**Task details:**
With the images omitted, return all of the entries exactly as they stand.

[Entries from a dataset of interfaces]
:::
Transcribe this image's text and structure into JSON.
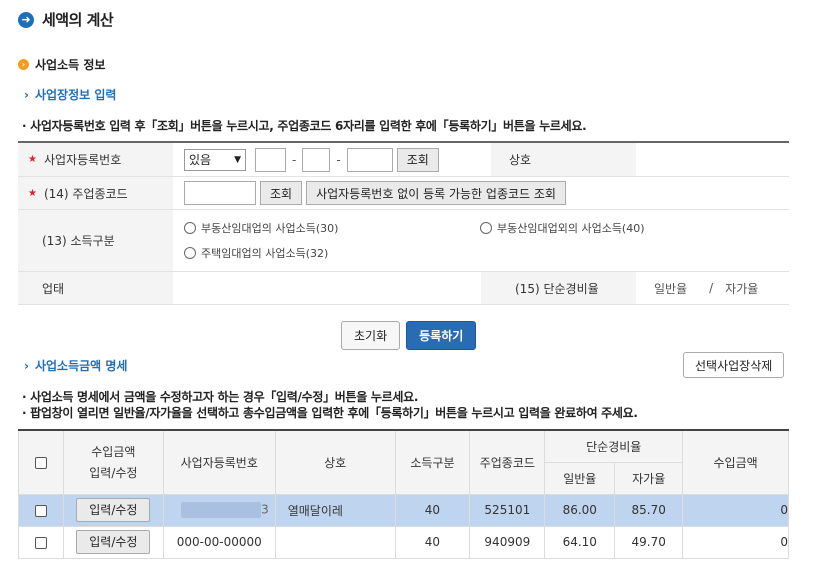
{
  "page": {
    "title": "세액의 계산"
  },
  "section": {
    "title": "사업소득 정보"
  },
  "business_info": {
    "subtitle": "사업장정보 입력",
    "notice": "· 사업자등록번호 입력 후「조회」버튼을 누르시고, 주업종코드 6자리를 입력한 후에「등록하기」버튼을 누르세요.",
    "fields": {
      "biz_no_label": "사업자등록번호",
      "biz_no_select_value": "있음",
      "lookup_label": "조회",
      "company_label": "상호",
      "industry_code_label": "(14) 주업종코드",
      "lookup2_label": "조회",
      "industry_lookup_label": "사업자등록번호 없이 등록 가능한 업종코드 조회",
      "income_type_label": "(13) 소득구분",
      "income_options": [
        "부동산임대업의 사업소득(30)",
        "부동산임대업외의 사업소득(40)",
        "주택임대업의 사업소득(32)"
      ],
      "business_type_label": "업태",
      "expense_rate_label": "(15) 단순경비율",
      "expense_rate_general": "일반율",
      "expense_rate_sep": "/",
      "expense_rate_self": "자가율"
    },
    "buttons": {
      "reset": "초기화",
      "register": "등록하기"
    }
  },
  "income_details": {
    "subtitle": "사업소득금액 명세",
    "delete_button": "선택사업장삭제",
    "notices": [
      "· 사업소득 명세에서 금액을 수정하고자 하는 경우「입력/수정」버튼을 누르세요.",
      "· 팝업창이 열리면 일반율/자가율을 선택하고 총수입금액을 입력한 후에「등록하기」버튼을 누르시고 입력을 완료하여 주세요."
    ],
    "columns": {
      "income_edit_1": "수입금액",
      "income_edit_2": "입력/수정",
      "biz_no": "사업자등록번호",
      "company": "상호",
      "income_type": "소득구분",
      "industry_code": "주업종코드",
      "expense_rate": "단순경비율",
      "general_rate": "일반율",
      "self_rate": "자가율",
      "revenue": "수입금액"
    },
    "rows": [
      {
        "edit": "입력/수정",
        "biz_no": "3",
        "company": "열매달이레",
        "income_type": "40",
        "industry_code": "525101",
        "general_rate": "86.00",
        "self_rate": "85.70",
        "revenue": "0"
      },
      {
        "edit": "입력/수정",
        "biz_no": "000-00-00000",
        "company": "",
        "income_type": "40",
        "industry_code": "940909",
        "general_rate": "64.10",
        "self_rate": "49.70",
        "revenue": "0"
      }
    ]
  }
}
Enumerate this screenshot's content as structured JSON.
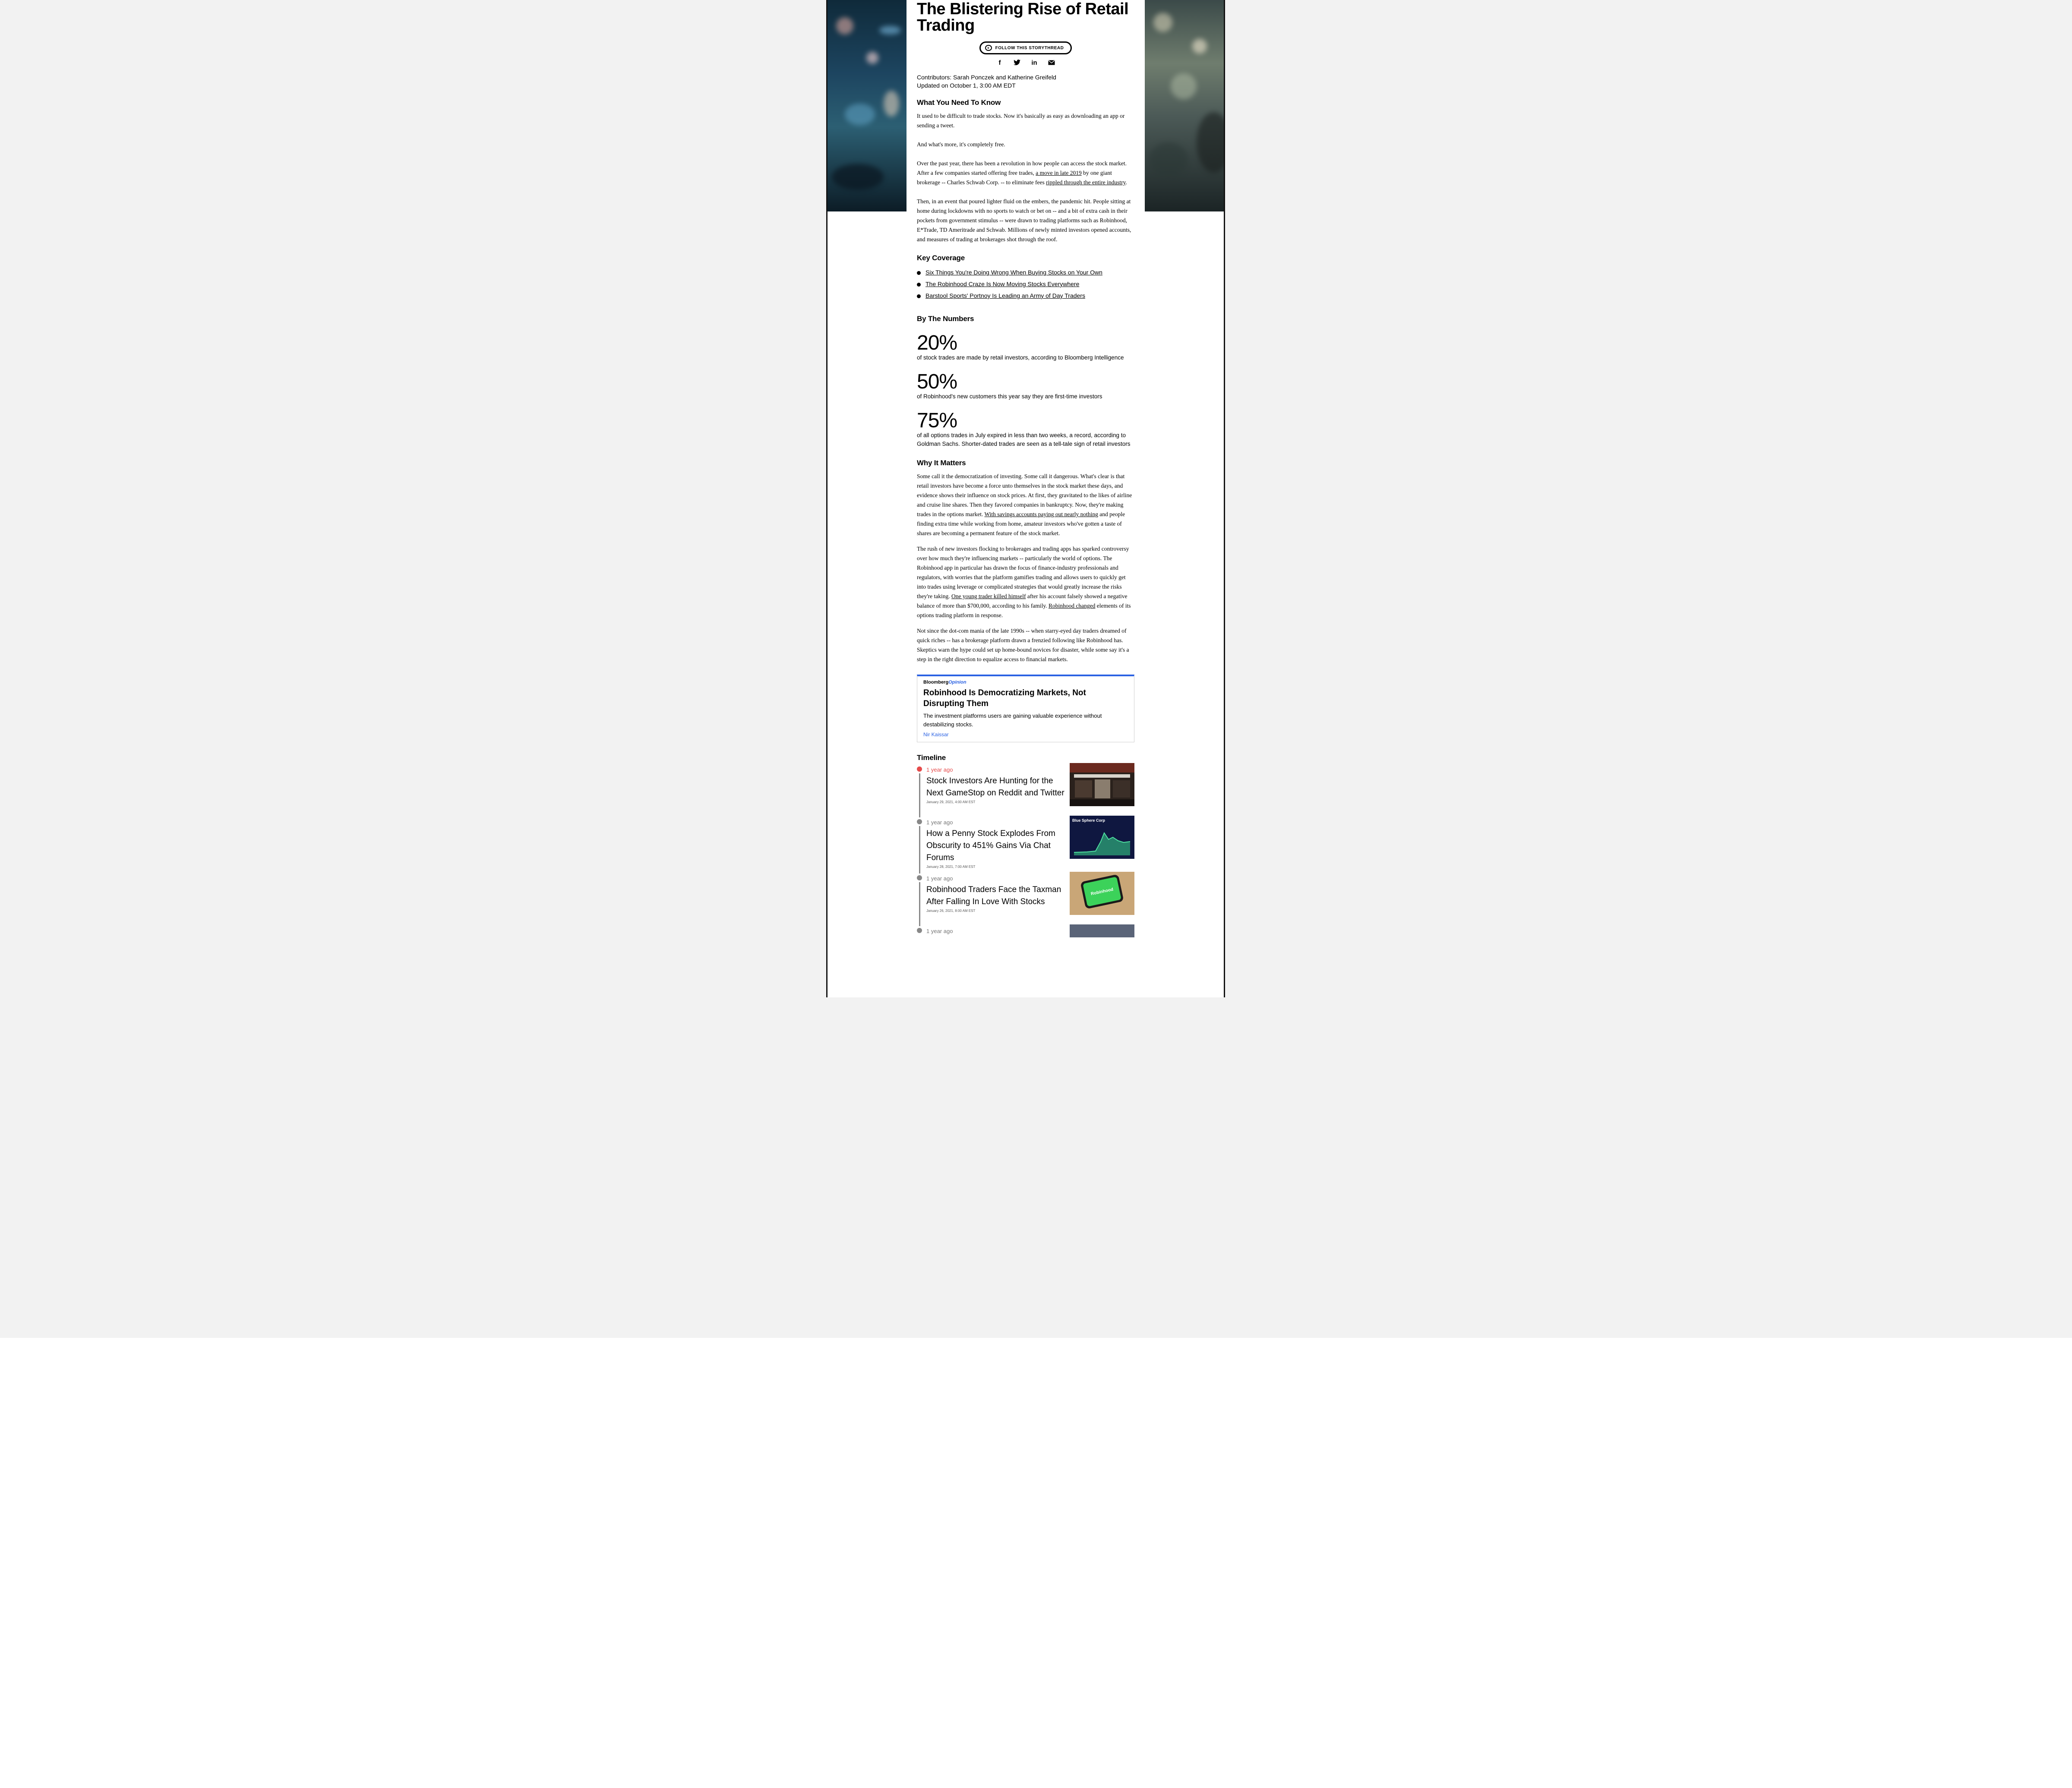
{
  "article": {
    "title": "The Blistering Rise of Retail Trading",
    "follow_label": "FOLLOW THIS STORYTHREAD",
    "contributors": "Contributors: Sarah Ponczek and Katherine Greifeld",
    "updated": "Updated on October 1, 3:00 AM EDT"
  },
  "share_icons": [
    "facebook-icon",
    "twitter-icon",
    "linkedin-icon",
    "email-icon"
  ],
  "what_to_know": {
    "heading": "What You Need To Know",
    "p1": "It used to be difficult to trade stocks. Now it's basically as easy as downloading an app or sending a tweet.",
    "p2": "And what's more, it's completely free.",
    "p3_a": "Over the past year, there has been a revolution in how people can access the stock market. After a few companies started offering free trades, ",
    "p3_link1": "a move in late 2019",
    "p3_b": " by one giant brokerage -- Charles Schwab Corp. -- to eliminate fees ",
    "p3_link2": "rippled through the entire industry",
    "p3_c": ".",
    "p4": "Then, in an event that poured lighter fluid on the embers, the pandemic hit. People sitting at home during lockdowns with no sports to watch or bet on -- and a bit of extra cash in their pockets from government stimulus -- were drawn to trading platforms such as Robinhood, E*Trade, TD Ameritrade and Schwab. Millions of newly minted investors opened accounts, and measures of trading at brokerages shot through the roof."
  },
  "key_coverage": {
    "heading": "Key Coverage",
    "items": [
      "Six Things You're Doing Wrong When Buying Stocks on Your Own",
      "The Robinhood Craze Is Now Moving Stocks Everywhere",
      "Barstool Sports' Portnoy Is Leading an Army of Day Traders"
    ]
  },
  "numbers": {
    "heading": "By The Numbers",
    "items": [
      {
        "value": "20%",
        "caption": "of stock trades are made by retail investors, according to Bloomberg Intelligence"
      },
      {
        "value": "50%",
        "caption": "of Robinhood's new customers this year say they are first-time investors"
      },
      {
        "value": "75%",
        "caption": "of all options trades in July expired in less than two weeks, a record, according to Goldman Sachs. Shorter-dated trades are seen as a tell-tale sign of retail investors"
      }
    ]
  },
  "why_it_matters": {
    "heading": "Why It Matters",
    "p1_a": "Some call it the democratization of investing. Some call it dangerous. What's clear is that retail investors have become a force unto themselves in the stock market these days, and evidence shows their influence on stock prices. At first, they gravitated to the likes of airline and cruise line shares. Then they favored companies in bankruptcy. Now, they're making trades in the options market. ",
    "p1_link": "With savings accounts paying out nearly nothing",
    "p1_b": " and people finding extra time while working from home, amateur investors who've gotten a taste of shares are becoming a permanent feature of the stock market.",
    "p2_a": "The rush of new investors flocking to brokerages and trading apps has sparked controversy over how much they're influencing markets -- particularly the world of options. The Robinhood app in particular has drawn the focus of finance-industry professionals and regulators, with worries that the platform gamifies trading and allows users to quickly get into trades using leverage or complicated strategies that would greatly increase the risks they're taking. ",
    "p2_link1": "One young trader killed himself",
    "p2_b": " after his account falsely showed a negative balance of more than $700,000, according to his family. ",
    "p2_link2": "Robinhood changed",
    "p2_c": " elements of its options trading platform in response.",
    "p3": "Not since the dot-com mania of the late 1990s -- when starry-eyed day traders dreamed of quick riches -- has a brokerage platform drawn a frenzied following like Robinhood has. Skeptics warn the hype could set up home-bound novices for disaster, while some say it's a step in the right direction to equalize access to financial markets."
  },
  "opinion": {
    "brand_a": "Bloomberg",
    "brand_b": "Opinion",
    "title": "Robinhood Is Democratizing Markets, Not Disrupting Them",
    "description": "The investment platforms users are gaining valuable experience without destabilizing stocks.",
    "author": "Nir Kaissar"
  },
  "timeline": {
    "heading": "Timeline",
    "items": [
      {
        "ago": "1 year ago",
        "headline": "Stock Investors Are Hunting for the Next GameStop on Reddit and Twitter",
        "date": "January 29, 2021, 4:00 AM EST"
      },
      {
        "ago": "1 year ago",
        "headline": "How a Penny Stock Explodes From Obscurity to 451% Gains Via Chat Forums",
        "date": "January 28, 2021, 7:00 AM EST"
      },
      {
        "ago": "1 year ago",
        "headline": "Robinhood Traders Face the Taxman After Falling In Love With Stocks",
        "date": "January 26, 2021, 8:00 AM EST"
      },
      {
        "ago": "1 year ago"
      }
    ],
    "thumb2_title": "Blue Sphere Corp",
    "thumb3_label": "Robinhood"
  },
  "colors": {
    "accent_blue": "#2b62e3",
    "timeline_red": "#e64b4b",
    "page_gray": "#f2f2f2"
  }
}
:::
**Task solution:**
Transcribe this image's text and structure into JSON.
{
  "page": {
    "title": "세액의 계산"
  },
  "section": {
    "title": "사업소득 정보"
  },
  "business_info": {
    "subtitle": "사업장정보 입력",
    "notice": "· 사업자등록번호 입력 후「조회」버튼을 누르시고, 주업종코드 6자리를 입력한 후에「등록하기」버튼을 누르세요.",
    "fields": {
      "biz_no_label": "사업자등록번호",
      "biz_no_select_value": "있음",
      "lookup_label": "조회",
      "company_label": "상호",
      "industry_code_label": "(14) 주업종코드",
      "lookup2_label": "조회",
      "industry_lookup_label": "사업자등록번호 없이 등록 가능한 업종코드 조회",
      "income_type_label": "(13) 소득구분",
      "income_options": [
        "부동산임대업의 사업소득(30)",
        "부동산임대업외의 사업소득(40)",
        "주택임대업의 사업소득(32)"
      ],
      "business_type_label": "업태",
      "expense_rate_label": "(15) 단순경비율",
      "expense_rate_general": "일반율",
      "expense_rate_sep": "/",
      "expense_rate_self": "자가율"
    },
    "buttons": {
      "reset": "초기화",
      "register": "등록하기"
    }
  },
  "income_details": {
    "subtitle": "사업소득금액 명세",
    "delete_button": "선택사업장삭제",
    "notices": [
      "· 사업소득 명세에서 금액을 수정하고자 하는 경우「입력/수정」버튼을 누르세요.",
      "· 팝업창이 열리면 일반율/자가율을 선택하고 총수입금액을 입력한 후에「등록하기」버튼을 누르시고 입력을 완료하여 주세요."
    ],
    "columns": {
      "income_edit_1": "수입금액",
      "income_edit_2": "입력/수정",
      "biz_no": "사업자등록번호",
      "company": "상호",
      "income_type": "소득구분",
      "industry_code": "주업종코드",
      "expense_rate": "단순경비율",
      "general_rate": "일반율",
      "self_rate": "자가율",
      "revenue": "수입금액"
    },
    "rows": [
      {
        "edit": "입력/수정",
        "biz_no": "3",
        "company": "열매달이레",
        "income_type": "40",
        "industry_code": "525101",
        "general_rate": "86.00",
        "self_rate": "85.70",
        "revenue": "0"
      },
      {
        "edit": "입력/수정",
        "biz_no": "000-00-00000",
        "company": "",
        "income_type": "40",
        "industry_code": "940909",
        "general_rate": "64.10",
        "self_rate": "49.70",
        "revenue": "0"
      }
    ]
  }
}
Enumerate this screenshot's content as structured JSON.
{
  "article": {
    "title": "The Blistering Rise of Retail Trading",
    "follow_label": "FOLLOW THIS STORYTHREAD",
    "contributors": "Contributors: Sarah Ponczek and Katherine Greifeld",
    "updated": "Updated on October 1, 3:00 AM EDT"
  },
  "share_icons": [
    "facebook-icon",
    "twitter-icon",
    "linkedin-icon",
    "email-icon"
  ],
  "what_to_know": {
    "heading": "What You Need To Know",
    "p1": "It used to be difficult to trade stocks. Now it's basically as easy as downloading an app or sending a tweet.",
    "p2": "And what's more, it's completely free.",
    "p3_a": "Over the past year, there has been a revolution in how people can access the stock market. After a few companies started offering free trades, ",
    "p3_link1": "a move in late 2019",
    "p3_b": " by one giant brokerage -- Charles Schwab Corp. -- to eliminate fees ",
    "p3_link2": "rippled through the entire industry",
    "p3_c": ".",
    "p4": "Then, in an event that poured lighter fluid on the embers, the pandemic hit. People sitting at home during lockdowns with no sports to watch or bet on -- and a bit of extra cash in their pockets from government stimulus -- were drawn to trading platforms such as Robinhood, E*Trade, TD Ameritrade and Schwab. Millions of newly minted investors opened accounts, and measures of trading at brokerages shot through the roof."
  },
  "key_coverage": {
    "heading": "Key Coverage",
    "items": [
      "Six Things You're Doing Wrong When Buying Stocks on Your Own",
      "The Robinhood Craze Is Now Moving Stocks Everywhere",
      "Barstool Sports' Portnoy Is Leading an Army of Day Traders"
    ]
  },
  "numbers": {
    "heading": "By The Numbers",
    "items": [
      {
        "value": "20%",
        "caption": "of stock trades are made by retail investors, according to Bloomberg Intelligence"
      },
      {
        "value": "50%",
        "caption": "of Robinhood's new customers this year say they are first-time investors"
      },
      {
        "value": "75%",
        "caption": "of all options trades in July expired in less than two weeks, a record, according to Goldman Sachs. Shorter-dated trades are seen as a tell-tale sign of retail investors"
      }
    ]
  },
  "why_it_matters": {
    "heading": "Why It Matters",
    "p1_a": "Some call it the democratization of investing. Some call it dangerous. What's clear is that retail investors have become a force unto themselves in the stock market these days, and evidence shows their influence on stock prices. At first, they gravitated to the likes of airline and cruise line shares. Then they favored companies in bankruptcy. Now, they're making trades in the options market. ",
    "p1_link": "With savings accounts paying out nearly nothing",
    "p1_b": " and people finding extra time while working from home, amateur investors who've gotten a taste of shares are becoming a permanent feature of the stock market.",
    "p2_a": "The rush of new investors flocking to brokerages and trading apps has sparked controversy over how much they're influencing markets -- particularly the world of options. The Robinhood app in particular has drawn the focus of finance-industry professionals and regulators, with worries that the platform gamifies trading and allows users to quickly get into trades using leverage or complicated strategies that would greatly increase the risks they're taking. ",
    "p2_link1": "One young trader killed himself",
    "p2_b": " after his account falsely showed a negative balance of more than $700,000, according to his family. ",
    "p2_link2": "Robinhood changed",
    "p2_c": " elements of its options trading platform in response.",
    "p3": "Not since the dot-com mania of the late 1990s -- when starry-eyed day traders dreamed of quick riches -- has a brokerage platform drawn a frenzied following like Robinhood has. Skeptics warn the hype could set up home-bound novices for disaster, while some say it's a step in the right direction to equalize access to financial markets."
  },
  "opinion": {
    "brand_a": "Bloomberg",
    "brand_b": "Opinion",
    "title": "Robinhood Is Democratizing Markets, Not Disrupting Them",
    "description": "The investment platforms users are gaining valuable experience without destabilizing stocks.",
    "author": "Nir Kaissar"
  },
  "timeline": {
    "heading": "Timeline",
    "items": [
      {
        "ago": "1 year ago",
        "headline": "Stock Investors Are Hunting for the Next GameStop on Reddit and Twitter",
        "date": "January 29, 2021, 4:00 AM EST"
      },
      {
        "ago": "1 year ago",
        "headline": "How a Penny Stock Explodes From Obscurity to 451% Gains Via Chat Forums",
        "date": "January 28, 2021, 7:00 AM EST"
      },
      {
        "ago": "1 year ago",
        "headline": "Robinhood Traders Face the Taxman After Falling In Love With Stocks",
        "date": "January 26, 2021, 8:00 AM EST"
      },
      {
        "ago": "1 year ago"
      }
    ],
    "thumb2_title": "Blue Sphere Corp",
    "thumb3_label": "Robinhood"
  },
  "colors": {
    "accent_blue": "#2b62e3",
    "timeline_red": "#e64b4b",
    "page_gray": "#f2f2f2"
  }
}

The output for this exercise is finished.